Under current U.S. law, all published materials have a shelf life of 95 years in the United States before it enters this portal and becomes available to the public. That wasn't always the case. For example, artwork lasted a maximum of 56 years up until 1978. That means noted creative pieces like "Mary Poppins," The Beatles' "A Hard Day's Night" and Shel Silverstein's "The Giving Tree" — all released in 1964 — could have been on this year's list.
Nevertheless, there are still some big names heading to the public domain. Here are 21 notable works heading into the public domain heading into 2021:
"An American Tragedy" by Theodore Dreiser
- Special note: Modern Library, founded in 1917, ranked this as the No. 16 best novel of all time.
"Arrowsmith" by Sinclair Lewis
"The Great Gatsby" by F. Scott Fitzgerald
- Special note: This is likely the most notable work heading to the public domain Friday. Over 25 million copies of the American classic have been sold with annual sales of 500,000, according to Biblio. Modern Library rated it as the second-best novel of all time, while Time Magazine ranked it No. 5.
"The New Negro: Voices of the Harlem Renaissance" by Alain Lock
- Special note: This is a collection of works including writings from Countee Collen, W.E.B du Bois, Langston Hughes, and more.
"Mrs. Dalloway" by Virginia Woolf
- Special note: Another classic heading into the public domain. "Mrs. Dalloway" cracked Time Magazine's Top 100 English language-published novels of all time in 2010 and was ranked No. 50 on The Guardian's Top 100 best novels of all time in 2014.

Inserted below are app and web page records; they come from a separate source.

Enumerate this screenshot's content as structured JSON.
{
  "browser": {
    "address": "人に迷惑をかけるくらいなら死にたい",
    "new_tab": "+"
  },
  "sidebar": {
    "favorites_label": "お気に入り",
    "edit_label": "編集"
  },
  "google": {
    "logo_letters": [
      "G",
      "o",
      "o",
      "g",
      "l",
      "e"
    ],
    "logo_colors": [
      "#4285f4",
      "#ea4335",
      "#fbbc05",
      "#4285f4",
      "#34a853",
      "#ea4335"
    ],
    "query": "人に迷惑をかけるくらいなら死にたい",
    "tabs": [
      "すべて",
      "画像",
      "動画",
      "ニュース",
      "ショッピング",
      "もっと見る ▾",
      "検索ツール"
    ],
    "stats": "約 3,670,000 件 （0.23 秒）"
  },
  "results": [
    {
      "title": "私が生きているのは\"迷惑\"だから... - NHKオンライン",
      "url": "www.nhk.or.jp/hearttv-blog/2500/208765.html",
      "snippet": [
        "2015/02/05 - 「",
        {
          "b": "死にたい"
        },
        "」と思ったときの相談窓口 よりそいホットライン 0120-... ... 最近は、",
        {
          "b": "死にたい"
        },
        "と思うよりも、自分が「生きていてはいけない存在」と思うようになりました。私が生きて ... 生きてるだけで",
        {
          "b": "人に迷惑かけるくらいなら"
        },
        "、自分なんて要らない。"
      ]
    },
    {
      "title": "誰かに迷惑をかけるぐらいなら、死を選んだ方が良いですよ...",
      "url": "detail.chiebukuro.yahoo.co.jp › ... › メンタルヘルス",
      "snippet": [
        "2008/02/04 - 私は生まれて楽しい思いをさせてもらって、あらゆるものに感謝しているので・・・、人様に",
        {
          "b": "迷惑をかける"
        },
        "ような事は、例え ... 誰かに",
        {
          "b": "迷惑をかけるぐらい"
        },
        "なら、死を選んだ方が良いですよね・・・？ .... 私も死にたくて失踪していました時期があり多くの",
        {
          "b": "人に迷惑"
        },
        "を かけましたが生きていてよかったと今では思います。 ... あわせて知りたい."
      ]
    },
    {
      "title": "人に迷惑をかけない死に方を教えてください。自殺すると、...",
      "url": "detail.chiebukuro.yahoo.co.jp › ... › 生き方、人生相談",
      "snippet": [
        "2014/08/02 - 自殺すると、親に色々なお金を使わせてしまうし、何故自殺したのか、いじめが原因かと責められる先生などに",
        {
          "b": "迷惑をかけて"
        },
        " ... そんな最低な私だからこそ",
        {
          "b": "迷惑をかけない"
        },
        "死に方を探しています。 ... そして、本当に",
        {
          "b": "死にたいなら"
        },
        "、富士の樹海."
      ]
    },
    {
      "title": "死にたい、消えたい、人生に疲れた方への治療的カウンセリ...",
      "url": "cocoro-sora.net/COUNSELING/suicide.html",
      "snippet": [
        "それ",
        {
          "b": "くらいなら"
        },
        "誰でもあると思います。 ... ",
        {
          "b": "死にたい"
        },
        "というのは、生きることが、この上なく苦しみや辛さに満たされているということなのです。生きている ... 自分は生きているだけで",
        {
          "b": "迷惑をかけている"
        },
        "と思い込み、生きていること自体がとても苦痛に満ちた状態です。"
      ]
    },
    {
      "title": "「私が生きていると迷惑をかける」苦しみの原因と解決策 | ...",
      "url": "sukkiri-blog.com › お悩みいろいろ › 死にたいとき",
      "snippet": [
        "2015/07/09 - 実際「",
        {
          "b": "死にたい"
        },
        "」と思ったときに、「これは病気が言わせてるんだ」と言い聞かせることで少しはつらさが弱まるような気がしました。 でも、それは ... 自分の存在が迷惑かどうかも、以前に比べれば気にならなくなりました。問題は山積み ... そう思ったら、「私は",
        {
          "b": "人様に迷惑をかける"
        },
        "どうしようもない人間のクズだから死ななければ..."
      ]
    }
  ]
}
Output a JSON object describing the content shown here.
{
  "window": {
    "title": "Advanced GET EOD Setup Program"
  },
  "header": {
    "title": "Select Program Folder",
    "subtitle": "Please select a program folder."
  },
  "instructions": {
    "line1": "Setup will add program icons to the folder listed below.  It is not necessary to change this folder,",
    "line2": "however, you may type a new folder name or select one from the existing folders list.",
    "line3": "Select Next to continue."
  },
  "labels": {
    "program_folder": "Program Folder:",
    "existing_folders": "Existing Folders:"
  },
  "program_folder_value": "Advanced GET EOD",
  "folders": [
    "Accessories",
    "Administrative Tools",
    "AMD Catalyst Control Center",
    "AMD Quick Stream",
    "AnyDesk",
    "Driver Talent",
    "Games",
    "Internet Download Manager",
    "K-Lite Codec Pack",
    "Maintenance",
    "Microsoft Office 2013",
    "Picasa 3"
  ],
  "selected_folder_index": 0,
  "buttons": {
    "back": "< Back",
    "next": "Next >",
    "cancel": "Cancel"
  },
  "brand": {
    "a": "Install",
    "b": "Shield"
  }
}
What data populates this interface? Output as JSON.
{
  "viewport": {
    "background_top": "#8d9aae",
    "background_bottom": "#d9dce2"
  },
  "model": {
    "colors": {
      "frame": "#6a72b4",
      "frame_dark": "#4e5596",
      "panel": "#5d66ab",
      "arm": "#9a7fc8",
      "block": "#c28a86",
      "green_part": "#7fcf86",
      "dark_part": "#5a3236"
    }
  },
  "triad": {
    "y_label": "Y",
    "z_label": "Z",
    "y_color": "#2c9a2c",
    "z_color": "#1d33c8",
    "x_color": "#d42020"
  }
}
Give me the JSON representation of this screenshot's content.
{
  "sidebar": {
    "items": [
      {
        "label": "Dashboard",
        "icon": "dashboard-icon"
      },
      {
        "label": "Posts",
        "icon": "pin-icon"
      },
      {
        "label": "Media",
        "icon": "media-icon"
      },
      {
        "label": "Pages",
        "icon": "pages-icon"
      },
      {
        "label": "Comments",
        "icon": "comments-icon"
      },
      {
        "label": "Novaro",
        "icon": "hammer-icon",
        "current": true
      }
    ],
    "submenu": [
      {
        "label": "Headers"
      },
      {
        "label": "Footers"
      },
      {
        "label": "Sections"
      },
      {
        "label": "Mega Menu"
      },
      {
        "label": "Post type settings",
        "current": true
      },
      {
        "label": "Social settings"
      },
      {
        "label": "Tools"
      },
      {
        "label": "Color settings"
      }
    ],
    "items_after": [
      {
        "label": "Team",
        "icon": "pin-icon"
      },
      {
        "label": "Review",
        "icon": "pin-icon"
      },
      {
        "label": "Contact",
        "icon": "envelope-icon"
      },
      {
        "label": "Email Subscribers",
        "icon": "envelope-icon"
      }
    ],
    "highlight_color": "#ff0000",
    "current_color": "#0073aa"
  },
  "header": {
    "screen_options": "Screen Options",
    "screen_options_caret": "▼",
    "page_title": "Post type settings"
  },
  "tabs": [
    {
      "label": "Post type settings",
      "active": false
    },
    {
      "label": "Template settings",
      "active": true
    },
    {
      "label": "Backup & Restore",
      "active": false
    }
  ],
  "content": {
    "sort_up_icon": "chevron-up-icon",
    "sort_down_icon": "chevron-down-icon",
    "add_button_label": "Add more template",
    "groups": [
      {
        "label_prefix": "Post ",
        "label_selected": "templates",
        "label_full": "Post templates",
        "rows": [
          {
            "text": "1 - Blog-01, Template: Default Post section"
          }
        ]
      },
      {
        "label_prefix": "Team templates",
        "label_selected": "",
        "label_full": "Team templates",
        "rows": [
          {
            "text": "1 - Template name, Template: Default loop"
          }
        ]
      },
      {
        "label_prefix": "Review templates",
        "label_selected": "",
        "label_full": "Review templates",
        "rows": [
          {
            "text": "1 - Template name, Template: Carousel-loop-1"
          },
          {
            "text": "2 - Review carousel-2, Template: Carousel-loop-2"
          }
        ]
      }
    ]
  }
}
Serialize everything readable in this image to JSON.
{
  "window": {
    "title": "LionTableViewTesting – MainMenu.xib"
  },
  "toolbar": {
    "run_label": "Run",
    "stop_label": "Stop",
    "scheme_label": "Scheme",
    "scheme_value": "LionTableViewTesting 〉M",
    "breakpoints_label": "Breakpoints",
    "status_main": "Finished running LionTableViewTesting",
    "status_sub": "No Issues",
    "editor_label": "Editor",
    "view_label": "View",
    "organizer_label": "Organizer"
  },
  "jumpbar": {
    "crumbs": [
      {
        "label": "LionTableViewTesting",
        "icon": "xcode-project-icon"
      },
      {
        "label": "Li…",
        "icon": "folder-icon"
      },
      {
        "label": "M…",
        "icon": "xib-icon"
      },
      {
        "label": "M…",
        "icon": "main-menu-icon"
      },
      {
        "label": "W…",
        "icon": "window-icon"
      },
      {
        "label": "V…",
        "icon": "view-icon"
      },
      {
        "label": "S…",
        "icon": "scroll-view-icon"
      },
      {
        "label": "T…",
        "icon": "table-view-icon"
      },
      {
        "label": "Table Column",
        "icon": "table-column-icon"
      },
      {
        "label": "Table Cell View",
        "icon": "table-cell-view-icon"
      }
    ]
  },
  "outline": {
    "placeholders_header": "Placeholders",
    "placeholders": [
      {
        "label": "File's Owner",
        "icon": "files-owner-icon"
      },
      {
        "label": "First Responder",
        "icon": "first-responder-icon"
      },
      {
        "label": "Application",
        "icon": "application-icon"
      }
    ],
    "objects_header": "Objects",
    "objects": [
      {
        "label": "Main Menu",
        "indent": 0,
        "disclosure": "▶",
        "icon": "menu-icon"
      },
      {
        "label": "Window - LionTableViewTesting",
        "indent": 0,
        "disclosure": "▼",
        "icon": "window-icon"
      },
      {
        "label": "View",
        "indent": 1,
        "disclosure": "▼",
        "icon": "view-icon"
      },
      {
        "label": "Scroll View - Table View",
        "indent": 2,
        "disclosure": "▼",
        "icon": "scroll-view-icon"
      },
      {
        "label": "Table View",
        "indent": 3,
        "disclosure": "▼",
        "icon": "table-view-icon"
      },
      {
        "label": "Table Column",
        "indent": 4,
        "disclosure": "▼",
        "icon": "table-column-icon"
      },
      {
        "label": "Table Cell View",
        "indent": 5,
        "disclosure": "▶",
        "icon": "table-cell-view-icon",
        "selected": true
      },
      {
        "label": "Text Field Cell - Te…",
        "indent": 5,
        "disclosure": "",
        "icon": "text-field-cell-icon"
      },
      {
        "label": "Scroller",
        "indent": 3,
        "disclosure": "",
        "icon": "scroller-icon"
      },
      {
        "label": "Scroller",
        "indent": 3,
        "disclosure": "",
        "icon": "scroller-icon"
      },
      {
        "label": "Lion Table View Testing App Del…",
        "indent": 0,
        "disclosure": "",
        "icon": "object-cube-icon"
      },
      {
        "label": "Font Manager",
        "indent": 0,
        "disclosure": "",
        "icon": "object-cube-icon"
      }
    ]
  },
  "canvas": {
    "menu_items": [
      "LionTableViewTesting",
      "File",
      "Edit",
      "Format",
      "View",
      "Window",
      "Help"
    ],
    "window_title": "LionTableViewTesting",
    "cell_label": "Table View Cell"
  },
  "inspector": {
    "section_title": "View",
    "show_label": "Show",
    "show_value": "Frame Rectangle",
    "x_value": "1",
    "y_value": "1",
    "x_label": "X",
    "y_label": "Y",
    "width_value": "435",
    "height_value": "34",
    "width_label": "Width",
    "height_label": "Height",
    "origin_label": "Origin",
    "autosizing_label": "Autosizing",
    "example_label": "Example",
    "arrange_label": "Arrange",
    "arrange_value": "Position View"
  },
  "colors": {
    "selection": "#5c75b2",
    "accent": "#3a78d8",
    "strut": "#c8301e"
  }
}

"In Our Time" by Ernest Hemingway
- Special note: This signals the beginning of a wave of Hemingway's cherished works heading to the public domain in the coming decades. Hemingway was 26 years old when a collection of short stories was published as "In Our Time." His first novel, "The Sun Also Rises," wouldn't be published until 1927. That novel will be added into the public domain two years from Friday.
"The Trial" by Franz Kafka
"Always" by Irving Berlin
A collection from Duke Ellington, including "Jig Walk" and "With You"
A collection from "Jelly Roll" Morton, including "Shreveport Stomps" and "Milenberg Joys"
"Looking for a Boy" by George and Ira Gershwin
- Special note: From the musical "Tip-Toes"
A collection from Ma Rainey including "Army Camp Harmony Blues" and "Shave 'Em Dry"
- Special note: Gertrude "Ma" Rainey was known as the "Mother of the Blues." The addition of her music may draw even more attention with the movie "Ma Rainey's Black Bottom," which was released to critical acclaim on Netflix this month.
"Manhattan" by Lorenz Hart and Richard Rodgers
"Sweet Georgia Brown" by Ben Bernie, Maceo Pinkard and Kenneth Casey
- Special note: A 1949 version of this song is most commonly associated as the theme song for the Harlem Globetrotters.
"The Freshman" starring Harold Lloyd
"Go West" starring Buster Keaton
- Special note: This film holds a 100% rating on Rotten Tomatoes.
"Lovers in Quarantine" starring BeBe Daniels
- Special note: This film is based on the 1924 play "Quarantine."
"The Merry Widow" starring John Gilbert, Mae Murray and Roy D'Arcy
"Pretty Ladies" starring ZaSu Pitts
"Stella Dallas" starring Ronald Colman and Belle Bennett
"The Unholy Three" starring Lon Chaney and Victor McLaglen
- Special note: A remake of the film was released in 1930 as a "talkie."
The Center for the Study of Public Domain has a list with more creative pieces heading to the public domain; it can be found here.